Website and app data records —
----------------

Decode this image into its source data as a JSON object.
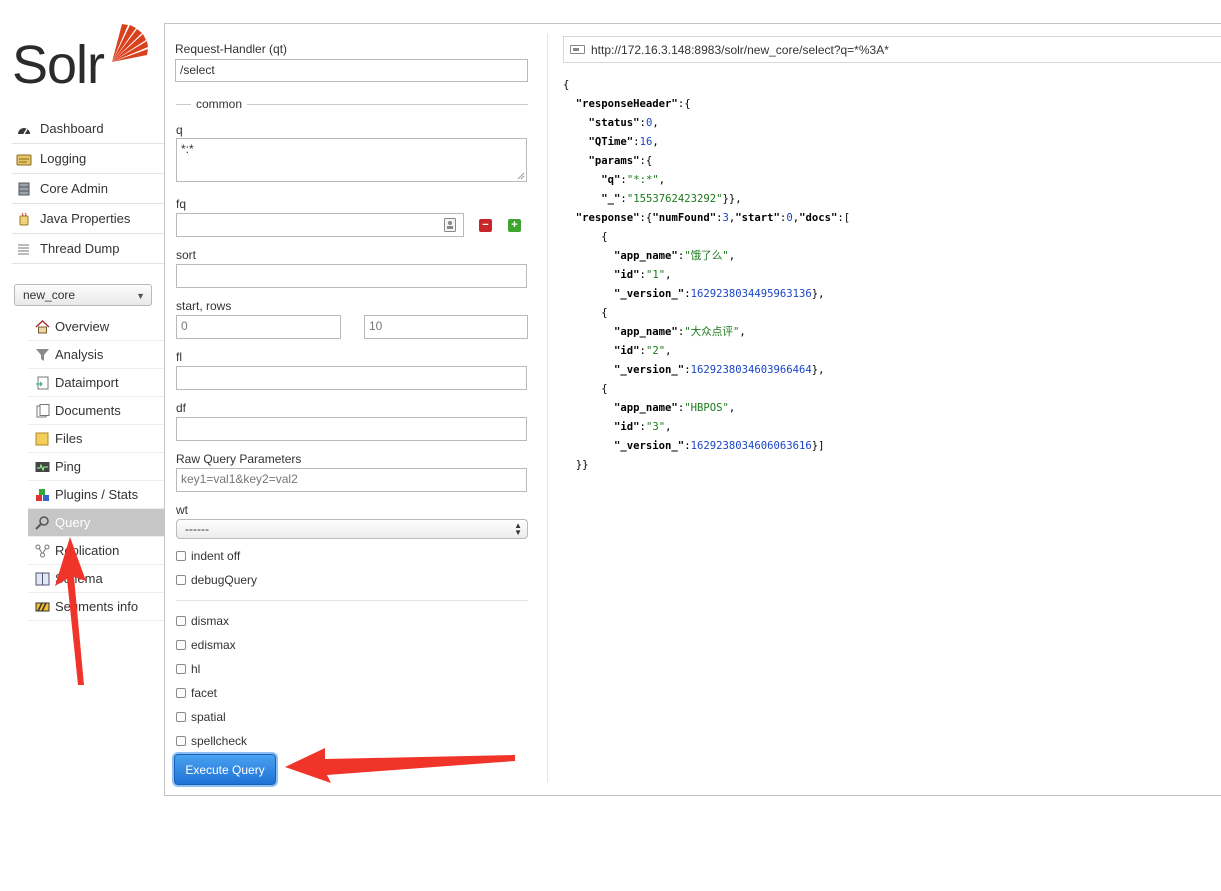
{
  "logo": {
    "text": "Solr"
  },
  "main_nav": [
    {
      "label": "Dashboard",
      "icon": "dashboard-icon"
    },
    {
      "label": "Logging",
      "icon": "logging-icon"
    },
    {
      "label": "Core Admin",
      "icon": "core-admin-icon"
    },
    {
      "label": "Java Properties",
      "icon": "java-icon"
    },
    {
      "label": "Thread Dump",
      "icon": "thread-dump-icon"
    }
  ],
  "core_selector": {
    "value": "new_core"
  },
  "core_nav": [
    {
      "label": "Overview",
      "icon": "home-icon"
    },
    {
      "label": "Analysis",
      "icon": "funnel-icon"
    },
    {
      "label": "Dataimport",
      "icon": "import-icon"
    },
    {
      "label": "Documents",
      "icon": "documents-icon"
    },
    {
      "label": "Files",
      "icon": "folder-icon"
    },
    {
      "label": "Ping",
      "icon": "ping-icon"
    },
    {
      "label": "Plugins / Stats",
      "icon": "plugins-icon"
    },
    {
      "label": "Query",
      "icon": "magnifier-icon",
      "active": true
    },
    {
      "label": "Replication",
      "icon": "replication-icon"
    },
    {
      "label": "Schema",
      "icon": "schema-icon"
    },
    {
      "label": "Segments info",
      "icon": "segments-icon"
    }
  ],
  "form": {
    "qt_label": "Request-Handler (qt)",
    "qt_value": "/select",
    "common_legend": "common",
    "q_label": "q",
    "q_value": "*:*",
    "fq_label": "fq",
    "fq_value": "",
    "sort_label": "sort",
    "sort_value": "",
    "start_rows_label": "start, rows",
    "start_value": "0",
    "rows_value": "10",
    "fl_label": "fl",
    "fl_value": "",
    "df_label": "df",
    "df_value": "",
    "raw_label": "Raw Query Parameters",
    "raw_placeholder": "key1=val1&key2=val2",
    "wt_label": "wt",
    "wt_value": "------",
    "checkboxes_top": [
      "indent off",
      "debugQuery"
    ],
    "checkboxes_bottom": [
      "dismax",
      "edismax",
      "hl",
      "facet",
      "spatial",
      "spellcheck"
    ],
    "execute_label": "Execute Query"
  },
  "result": {
    "url": "http://172.16.3.148:8983/solr/new_core/select?q=*%3A*",
    "lines": [
      "{",
      "  \"responseHeader\":{",
      "    \"status\":0,",
      "    \"QTime\":16,",
      "    \"params\":{",
      "      \"q\":\"*:*\",",
      "      \"_\":\"1553762423292\"}},",
      "  \"response\":{\"numFound\":3,\"start\":0,\"docs\":[",
      "      {",
      "        \"app_name\":\"饿了么\",",
      "        \"id\":\"1\",",
      "        \"_version_\":1629238034495963136},",
      "      {",
      "        \"app_name\":\"大众点评\",",
      "        \"id\":\"2\",",
      "        \"_version_\":1629238034603966464},",
      "      {",
      "        \"app_name\":\"HBPOS\",",
      "        \"id\":\"3\",",
      "        \"_version_\":1629238034606063616}]",
      "  }}"
    ]
  },
  "colors": {
    "annotation_arrow": "#f0342a",
    "json_number": "#1a43c8",
    "json_string": "#1b7a1b",
    "execute_button": "#2a7fe0"
  }
}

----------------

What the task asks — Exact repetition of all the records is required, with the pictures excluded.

Written response —
Decode this image into its source data as a JSON object.
{
  "logo": {
    "text": "Solr"
  },
  "main_nav": [
    {
      "label": "Dashboard",
      "icon": "dashboard-icon"
    },
    {
      "label": "Logging",
      "icon": "logging-icon"
    },
    {
      "label": "Core Admin",
      "icon": "core-admin-icon"
    },
    {
      "label": "Java Properties",
      "icon": "java-icon"
    },
    {
      "label": "Thread Dump",
      "icon": "thread-dump-icon"
    }
  ],
  "core_selector": {
    "value": "new_core"
  },
  "core_nav": [
    {
      "label": "Overview",
      "icon": "home-icon"
    },
    {
      "label": "Analysis",
      "icon": "funnel-icon"
    },
    {
      "label": "Dataimport",
      "icon": "import-icon"
    },
    {
      "label": "Documents",
      "icon": "documents-icon"
    },
    {
      "label": "Files",
      "icon": "folder-icon"
    },
    {
      "label": "Ping",
      "icon": "ping-icon"
    },
    {
      "label": "Plugins / Stats",
      "icon": "plugins-icon"
    },
    {
      "label": "Query",
      "icon": "magnifier-icon",
      "active": true
    },
    {
      "label": "Replication",
      "icon": "replication-icon"
    },
    {
      "label": "Schema",
      "icon": "schema-icon"
    },
    {
      "label": "Segments info",
      "icon": "segments-icon"
    }
  ],
  "form": {
    "qt_label": "Request-Handler (qt)",
    "qt_value": "/select",
    "common_legend": "common",
    "q_label": "q",
    "q_value": "*:*",
    "fq_label": "fq",
    "fq_value": "",
    "sort_label": "sort",
    "sort_value": "",
    "start_rows_label": "start, rows",
    "start_value": "0",
    "rows_value": "10",
    "fl_label": "fl",
    "fl_value": "",
    "df_label": "df",
    "df_value": "",
    "raw_label": "Raw Query Parameters",
    "raw_placeholder": "key1=val1&key2=val2",
    "wt_label": "wt",
    "wt_value": "------",
    "checkboxes_top": [
      "indent off",
      "debugQuery"
    ],
    "checkboxes_bottom": [
      "dismax",
      "edismax",
      "hl",
      "facet",
      "spatial",
      "spellcheck"
    ],
    "execute_label": "Execute Query"
  },
  "result": {
    "url": "http://172.16.3.148:8983/solr/new_core/select?q=*%3A*",
    "lines": [
      "{",
      "  \"responseHeader\":{",
      "    \"status\":0,",
      "    \"QTime\":16,",
      "    \"params\":{",
      "      \"q\":\"*:*\",",
      "      \"_\":\"1553762423292\"}},",
      "  \"response\":{\"numFound\":3,\"start\":0,\"docs\":[",
      "      {",
      "        \"app_name\":\"饿了么\",",
      "        \"id\":\"1\",",
      "        \"_version_\":1629238034495963136},",
      "      {",
      "        \"app_name\":\"大众点评\",",
      "        \"id\":\"2\",",
      "        \"_version_\":1629238034603966464},",
      "      {",
      "        \"app_name\":\"HBPOS\",",
      "        \"id\":\"3\",",
      "        \"_version_\":1629238034606063616}]",
      "  }}"
    ]
  },
  "colors": {
    "annotation_arrow": "#f0342a",
    "json_number": "#1a43c8",
    "json_string": "#1b7a1b",
    "execute_button": "#2a7fe0"
  }
}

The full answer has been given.